**Work item**
In full and without change, repeat the records shown below.

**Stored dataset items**
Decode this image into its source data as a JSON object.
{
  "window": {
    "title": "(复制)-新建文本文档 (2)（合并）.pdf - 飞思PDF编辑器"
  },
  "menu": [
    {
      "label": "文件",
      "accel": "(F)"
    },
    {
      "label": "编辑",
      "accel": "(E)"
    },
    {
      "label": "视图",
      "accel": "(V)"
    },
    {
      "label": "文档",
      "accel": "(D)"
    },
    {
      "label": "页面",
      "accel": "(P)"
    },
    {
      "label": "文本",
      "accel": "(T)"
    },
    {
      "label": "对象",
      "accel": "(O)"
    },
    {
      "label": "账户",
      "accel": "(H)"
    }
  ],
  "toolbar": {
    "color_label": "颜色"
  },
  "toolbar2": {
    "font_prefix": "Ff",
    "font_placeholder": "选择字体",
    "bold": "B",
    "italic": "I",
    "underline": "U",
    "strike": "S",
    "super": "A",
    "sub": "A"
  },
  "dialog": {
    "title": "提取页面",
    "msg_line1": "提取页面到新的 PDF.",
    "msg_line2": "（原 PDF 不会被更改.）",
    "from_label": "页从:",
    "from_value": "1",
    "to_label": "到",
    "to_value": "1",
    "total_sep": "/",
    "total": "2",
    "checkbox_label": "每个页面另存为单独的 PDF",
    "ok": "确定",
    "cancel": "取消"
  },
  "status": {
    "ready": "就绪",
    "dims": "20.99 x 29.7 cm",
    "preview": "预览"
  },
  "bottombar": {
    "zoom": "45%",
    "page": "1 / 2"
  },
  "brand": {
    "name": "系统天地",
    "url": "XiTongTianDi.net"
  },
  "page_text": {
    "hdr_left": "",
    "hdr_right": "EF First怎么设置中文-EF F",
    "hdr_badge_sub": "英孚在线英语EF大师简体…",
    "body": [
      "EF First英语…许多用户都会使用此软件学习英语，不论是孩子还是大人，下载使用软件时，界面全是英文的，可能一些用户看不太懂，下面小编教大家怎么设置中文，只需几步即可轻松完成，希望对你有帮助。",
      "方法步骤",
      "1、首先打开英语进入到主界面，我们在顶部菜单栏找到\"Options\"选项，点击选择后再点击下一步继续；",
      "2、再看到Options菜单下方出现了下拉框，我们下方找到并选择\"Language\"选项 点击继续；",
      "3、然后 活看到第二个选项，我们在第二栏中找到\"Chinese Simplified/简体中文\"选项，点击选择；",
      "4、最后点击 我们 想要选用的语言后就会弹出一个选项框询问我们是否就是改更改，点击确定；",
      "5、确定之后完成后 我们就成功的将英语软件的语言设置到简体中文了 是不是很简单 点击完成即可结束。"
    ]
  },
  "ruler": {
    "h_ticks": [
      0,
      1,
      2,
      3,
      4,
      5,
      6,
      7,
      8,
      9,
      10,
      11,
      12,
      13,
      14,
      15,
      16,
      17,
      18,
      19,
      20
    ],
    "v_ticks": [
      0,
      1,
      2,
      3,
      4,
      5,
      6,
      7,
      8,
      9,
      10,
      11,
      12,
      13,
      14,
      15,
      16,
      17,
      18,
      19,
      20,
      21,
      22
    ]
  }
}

**Written answer**
Decode this image into its source data as a JSON object.
{
  "window": {
    "title": "(复制)-新建文本文档 (2)（合并）.pdf - 飞思PDF编辑器"
  },
  "menu": [
    {
      "label": "文件",
      "accel": "(F)"
    },
    {
      "label": "编辑",
      "accel": "(E)"
    },
    {
      "label": "视图",
      "accel": "(V)"
    },
    {
      "label": "文档",
      "accel": "(D)"
    },
    {
      "label": "页面",
      "accel": "(P)"
    },
    {
      "label": "文本",
      "accel": "(T)"
    },
    {
      "label": "对象",
      "accel": "(O)"
    },
    {
      "label": "账户",
      "accel": "(H)"
    }
  ],
  "toolbar": {
    "color_label": "颜色"
  },
  "toolbar2": {
    "font_prefix": "Ff",
    "font_placeholder": "选择字体",
    "bold": "B",
    "italic": "I",
    "underline": "U",
    "strike": "S",
    "super": "A",
    "sub": "A"
  },
  "dialog": {
    "title": "提取页面",
    "msg_line1": "提取页面到新的 PDF.",
    "msg_line2": "（原 PDF 不会被更改.）",
    "from_label": "页从:",
    "from_value": "1",
    "to_label": "到",
    "to_value": "1",
    "total_sep": "/",
    "total": "2",
    "checkbox_label": "每个页面另存为单独的 PDF",
    "ok": "确定",
    "cancel": "取消"
  },
  "status": {
    "ready": "就绪",
    "dims": "20.99 x 29.7 cm",
    "preview": "预览"
  },
  "bottombar": {
    "zoom": "45%",
    "page": "1 / 2"
  },
  "brand": {
    "name": "系统天地",
    "url": "XiTongTianDi.net"
  },
  "page_text": {
    "hdr_left": "",
    "hdr_right": "EF First怎么设置中文-EF F",
    "hdr_badge_sub": "英孚在线英语EF大师简体…",
    "body": [
      "EF First英语…许多用户都会使用此软件学习英语，不论是孩子还是大人，下载使用软件时，界面全是英文的，可能一些用户看不太懂，下面小编教大家怎么设置中文，只需几步即可轻松完成，希望对你有帮助。",
      "方法步骤",
      "1、首先打开英语进入到主界面，我们在顶部菜单栏找到\"Options\"选项，点击选择后再点击下一步继续；",
      "2、再看到Options菜单下方出现了下拉框，我们下方找到并选择\"Language\"选项 点击继续；",
      "3、然后 活看到第二个选项，我们在第二栏中找到\"Chinese Simplified/简体中文\"选项，点击选择；",
      "4、最后点击 我们 想要选用的语言后就会弹出一个选项框询问我们是否就是改更改，点击确定；",
      "5、确定之后完成后 我们就成功的将英语软件的语言设置到简体中文了 是不是很简单 点击完成即可结束。"
    ]
  },
  "ruler": {
    "h_ticks": [
      0,
      1,
      2,
      3,
      4,
      5,
      6,
      7,
      8,
      9,
      10,
      11,
      12,
      13,
      14,
      15,
      16,
      17,
      18,
      19,
      20
    ],
    "v_ticks": [
      0,
      1,
      2,
      3,
      4,
      5,
      6,
      7,
      8,
      9,
      10,
      11,
      12,
      13,
      14,
      15,
      16,
      17,
      18,
      19,
      20,
      21,
      22
    ]
  }
}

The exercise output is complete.